    4. Shape Scavenger Hunt - Kindergarten math students are learning to recognize shapes in their environment and also to categorize and sort. This scavengerhunt does it all! Send them out to find objects in the room that match the shapes. Then count and compare to see how many youhave in each category.

    5. Skip Count with Craft Sticks - For this kindergarten math game, number a series of craft sticks by fives. Kids can practice by putting them in order first. Then, have your child draw a stick and count on by fives from that number to 100—if they draw 75, they then count 75, 80, 85, 90, 95, 100. If they get it right, they keep the stick, and the next player takes a turn.

    6. Pattern Snakes - Pattern snakes is a fun and easy activityto help your child work onextending patterns.When we talk about patterns with kindergartners, we are talking about simple patterns. We name these patterns ABAB or AABB, for example. That might be red yellowred yellow or red red yellow yellow. Draw a few snakes on a sheet of paper. Use stickers to begin the patterns on the snakes.Make sure to repeat the pattern twice. Have your child finish the pattern and read it back to you at the end.

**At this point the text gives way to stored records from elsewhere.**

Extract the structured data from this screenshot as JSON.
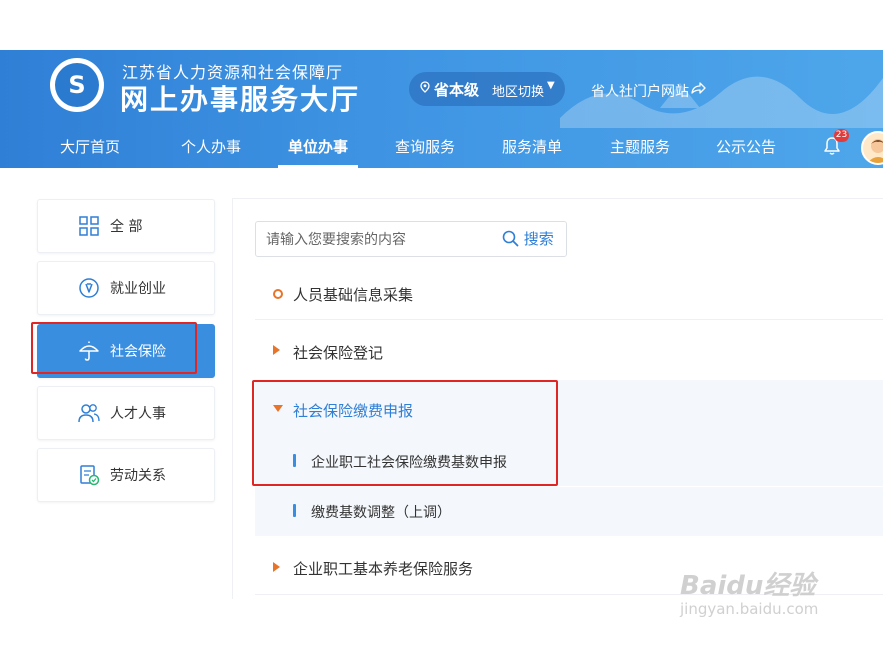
{
  "header": {
    "org_name": "江苏省人力资源和社会保障厅",
    "hall_title": "网上办事服务大厅",
    "region_level": "省本级",
    "region_switch": "地区切换",
    "portal_link": "省人社门户网站",
    "bell_badge": "23",
    "colors": {
      "primary": "#2f7fd6",
      "accent": "#e8742a",
      "highlight": "#e02525"
    }
  },
  "nav": {
    "items": [
      "大厅首页",
      "个人办事",
      "单位办事",
      "查询服务",
      "服务清单",
      "主题服务",
      "公示公告"
    ],
    "active": "单位办事"
  },
  "sidebar": {
    "items": [
      {
        "label": "全 部",
        "icon": "grid-icon"
      },
      {
        "label": "就业创业",
        "icon": "briefcase-icon"
      },
      {
        "label": "社会保险",
        "icon": "umbrella-icon",
        "active": true
      },
      {
        "label": "人才人事",
        "icon": "people-icon"
      },
      {
        "label": "劳动关系",
        "icon": "contract-icon"
      }
    ]
  },
  "search": {
    "placeholder": "请输入您要搜索的内容",
    "button": "搜索"
  },
  "services": {
    "items": [
      {
        "label": "人员基础信息采集",
        "marker": "circle"
      },
      {
        "label": "社会保险登记",
        "marker": "collapsed"
      },
      {
        "label": "社会保险缴费申报",
        "marker": "expanded",
        "children": [
          "企业职工社会保险缴费基数申报",
          "缴费基数调整（上调）"
        ]
      },
      {
        "label": "企业职工基本养老保险服务",
        "marker": "collapsed"
      }
    ]
  },
  "watermark": {
    "logo": "Baidu经验",
    "url": "jingyan.baidu.com"
  }
}
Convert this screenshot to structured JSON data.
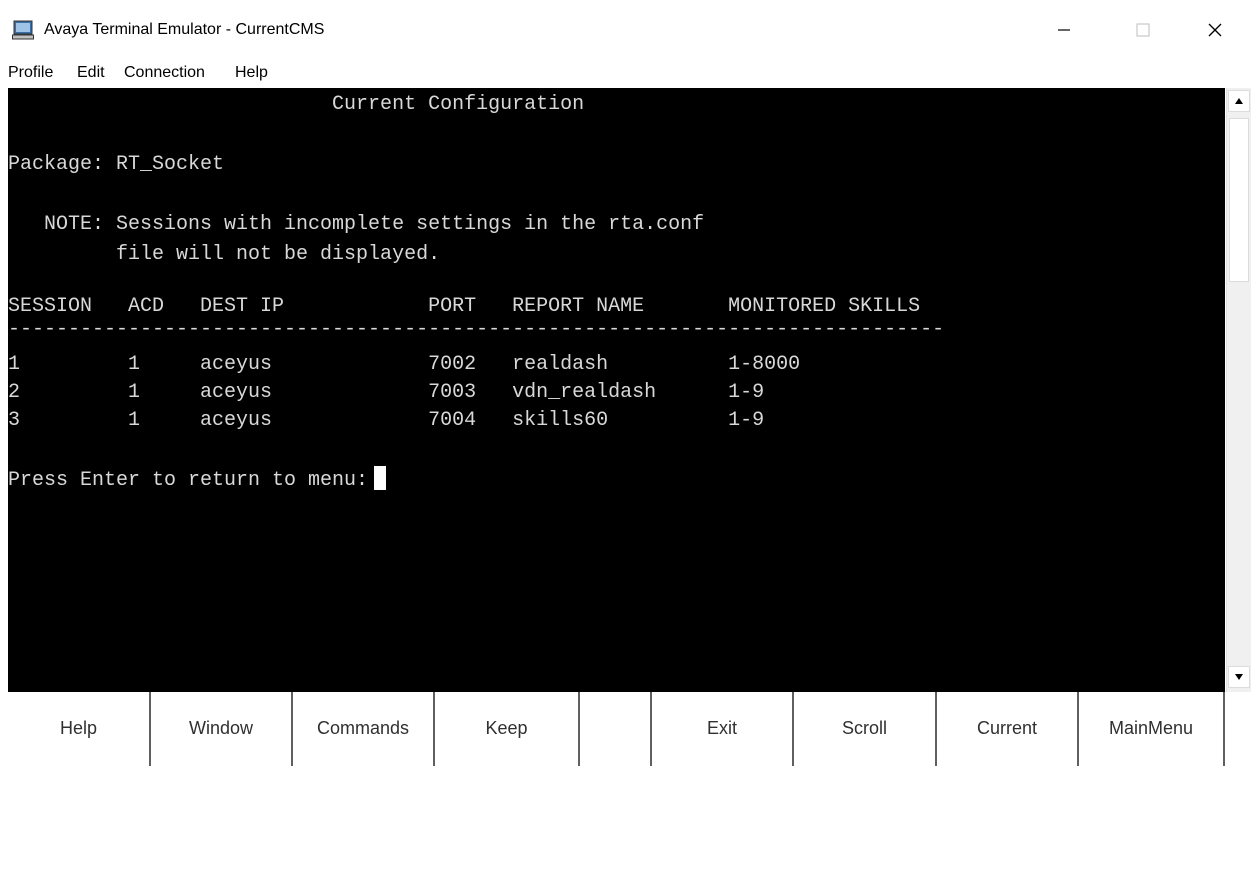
{
  "window": {
    "title": "Avaya Terminal Emulator - CurrentCMS",
    "icon": "terminal-computer-icon",
    "controls": [
      "minimize-icon",
      "maximize-icon",
      "close-icon"
    ]
  },
  "menubar": {
    "items": [
      "Profile",
      "Edit",
      "Connection",
      "Help"
    ]
  },
  "terminal": {
    "lines": [
      "                           Current Configuration",
      "",
      "Package: RT_Socket",
      "",
      "   NOTE: Sessions with incomplete settings in the rta.conf",
      "         file will not be displayed.",
      "",
      "SESSION   ACD   DEST IP            PORT   REPORT NAME       MONITORED SKILLS",
      "------------------------------------------------------------------------------",
      "1         1     aceyus             7002   realdash          1-8000",
      "2         1     aceyus             7003   vdn_realdash      1-9",
      "3         1     aceyus             7004   skills60          1-9",
      "",
      "Press Enter to return to menu:"
    ],
    "colors": {
      "background": "#000000",
      "foreground": "#d8d8d8",
      "cursor": "#ffffff"
    }
  },
  "scrollbar": {
    "up_icon": "scroll-up-arrow-icon",
    "down_icon": "scroll-down-arrow-icon"
  },
  "function_keys": [
    "Help",
    "Window",
    "Commands",
    "Keep",
    "",
    "Exit",
    "Scroll",
    "Current",
    "MainMenu"
  ]
}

    7. Number Hunt - Point out numbers around the house, such as, the kitchen clock, the calendar, a cereal box, a TV station, a stamp or inside ashoe. Have your child write down the numbers he/she sees, or give your child a number and ask him/her to look around the house for examples of the number.

    8. Dice Addition - This activity asks kids to write equations when using dice to generate sums. Kids can work in pairs, taking turns using one set of dice or they can do the activity independently. The child rolls the dice. They record the numbers on the dice, one as the first addend and the other as the second addend in the equation. They count all the dots and record the total in the equation.

    9. Grape Shapes - During snack time, encourage your child to build geometric shapes using grapes and toothpicks. Remind them that 2-D shapes are flat and 3-D shapes are solid. Ask them to name the shape and identify the number of sides, angles, and faces.

    10. Shake and Spill - This activity asks kids to fill a plastic cup with 10 pennies. Shake the cup, and spill the pennies onto the table. The child determines how many heads and tails are showing. They record the sum using drawings or equations. Kids should shake and spill several times to show different pairs of numbers that sum to 10. You can repeat this activity with different target numbers.